At a susceptible age, I came across the Duane Decker baseball novels for boys. An incident in one of them impressed me deeply. Decker’s protagonist, representing the decisive run in a big game, had advanced to scoring position. But the last 90 feet (or 180 feet, or whatever) are the hardest, and Decker’s base runner decided gamesmanship was in order.
“Hey, pitcher!” he yelled (or words to that effect). “Let me see that ball. I think there’s some kind of goop on it.”
The pitcher glanced at the ball, shrugged, and lobbed it to the base runner—who stepped aside and, as the ball rolled into the outfield, tore home.

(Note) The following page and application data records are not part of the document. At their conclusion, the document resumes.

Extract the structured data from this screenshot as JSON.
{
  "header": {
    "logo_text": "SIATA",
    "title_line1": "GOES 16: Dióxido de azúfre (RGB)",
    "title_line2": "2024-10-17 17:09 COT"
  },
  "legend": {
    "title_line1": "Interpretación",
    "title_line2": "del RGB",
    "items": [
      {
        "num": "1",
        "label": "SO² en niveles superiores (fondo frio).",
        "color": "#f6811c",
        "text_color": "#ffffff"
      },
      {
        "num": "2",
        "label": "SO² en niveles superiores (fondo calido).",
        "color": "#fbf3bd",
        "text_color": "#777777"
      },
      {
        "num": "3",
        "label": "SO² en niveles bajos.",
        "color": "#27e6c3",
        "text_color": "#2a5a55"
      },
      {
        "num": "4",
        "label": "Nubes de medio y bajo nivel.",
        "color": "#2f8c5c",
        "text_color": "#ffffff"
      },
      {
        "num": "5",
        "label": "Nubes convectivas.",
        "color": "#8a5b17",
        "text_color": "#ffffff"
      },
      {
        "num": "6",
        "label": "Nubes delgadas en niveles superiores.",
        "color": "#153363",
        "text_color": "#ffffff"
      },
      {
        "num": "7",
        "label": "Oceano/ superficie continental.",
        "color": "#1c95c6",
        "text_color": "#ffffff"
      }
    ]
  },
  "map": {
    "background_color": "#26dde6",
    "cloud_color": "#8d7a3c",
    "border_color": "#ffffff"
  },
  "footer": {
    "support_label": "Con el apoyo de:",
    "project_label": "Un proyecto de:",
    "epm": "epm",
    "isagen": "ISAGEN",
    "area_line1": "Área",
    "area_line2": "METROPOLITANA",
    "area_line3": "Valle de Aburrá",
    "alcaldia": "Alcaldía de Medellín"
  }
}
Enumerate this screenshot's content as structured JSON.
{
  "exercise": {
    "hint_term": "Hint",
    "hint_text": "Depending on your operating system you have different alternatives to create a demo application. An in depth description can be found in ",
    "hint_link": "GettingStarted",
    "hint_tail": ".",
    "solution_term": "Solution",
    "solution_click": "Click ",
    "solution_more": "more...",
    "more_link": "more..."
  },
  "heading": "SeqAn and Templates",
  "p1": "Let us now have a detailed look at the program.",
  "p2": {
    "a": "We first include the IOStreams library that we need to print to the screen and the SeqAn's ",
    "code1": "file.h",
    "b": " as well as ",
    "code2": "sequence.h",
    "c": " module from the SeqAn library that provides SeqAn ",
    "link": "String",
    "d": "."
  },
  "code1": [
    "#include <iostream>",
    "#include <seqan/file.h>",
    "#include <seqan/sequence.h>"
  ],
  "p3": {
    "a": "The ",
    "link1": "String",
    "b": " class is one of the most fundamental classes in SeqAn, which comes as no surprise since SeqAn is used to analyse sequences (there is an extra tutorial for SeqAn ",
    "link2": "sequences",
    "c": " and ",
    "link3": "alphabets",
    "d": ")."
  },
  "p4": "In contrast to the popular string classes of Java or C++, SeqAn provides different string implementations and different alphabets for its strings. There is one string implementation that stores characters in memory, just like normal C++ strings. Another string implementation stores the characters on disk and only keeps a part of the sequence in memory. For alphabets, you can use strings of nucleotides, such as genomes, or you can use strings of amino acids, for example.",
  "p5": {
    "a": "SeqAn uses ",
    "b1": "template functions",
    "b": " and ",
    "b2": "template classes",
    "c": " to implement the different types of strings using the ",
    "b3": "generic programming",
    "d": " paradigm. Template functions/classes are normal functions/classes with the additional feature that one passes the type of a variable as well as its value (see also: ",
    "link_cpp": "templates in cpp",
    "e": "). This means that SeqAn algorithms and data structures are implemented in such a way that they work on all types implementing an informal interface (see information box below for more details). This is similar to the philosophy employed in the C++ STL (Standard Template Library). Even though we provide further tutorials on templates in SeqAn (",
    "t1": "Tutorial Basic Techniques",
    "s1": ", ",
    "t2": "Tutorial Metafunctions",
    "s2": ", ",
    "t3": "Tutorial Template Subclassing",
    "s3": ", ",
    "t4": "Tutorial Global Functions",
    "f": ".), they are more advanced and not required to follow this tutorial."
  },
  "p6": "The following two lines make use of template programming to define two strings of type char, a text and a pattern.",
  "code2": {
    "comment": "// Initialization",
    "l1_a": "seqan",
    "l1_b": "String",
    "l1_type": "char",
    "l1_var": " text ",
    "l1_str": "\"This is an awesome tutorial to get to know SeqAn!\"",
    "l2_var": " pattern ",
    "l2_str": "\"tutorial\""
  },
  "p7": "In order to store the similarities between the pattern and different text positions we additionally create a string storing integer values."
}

What book was that? Maybe Switch Hitter, about rookie phenom Russ Woodward, whose “greatest enemy was himself.” Says this plot summary I just found online, “He finally learned what ‘team’ meant, but it was a long time before he could work it out for himself.” He’d have pulled a fast one like that. Or maybe Good Field, No Hit, about scrappy Johnny Madigan, who’s determined to stick in the “bigs” despite a lack of physical tools.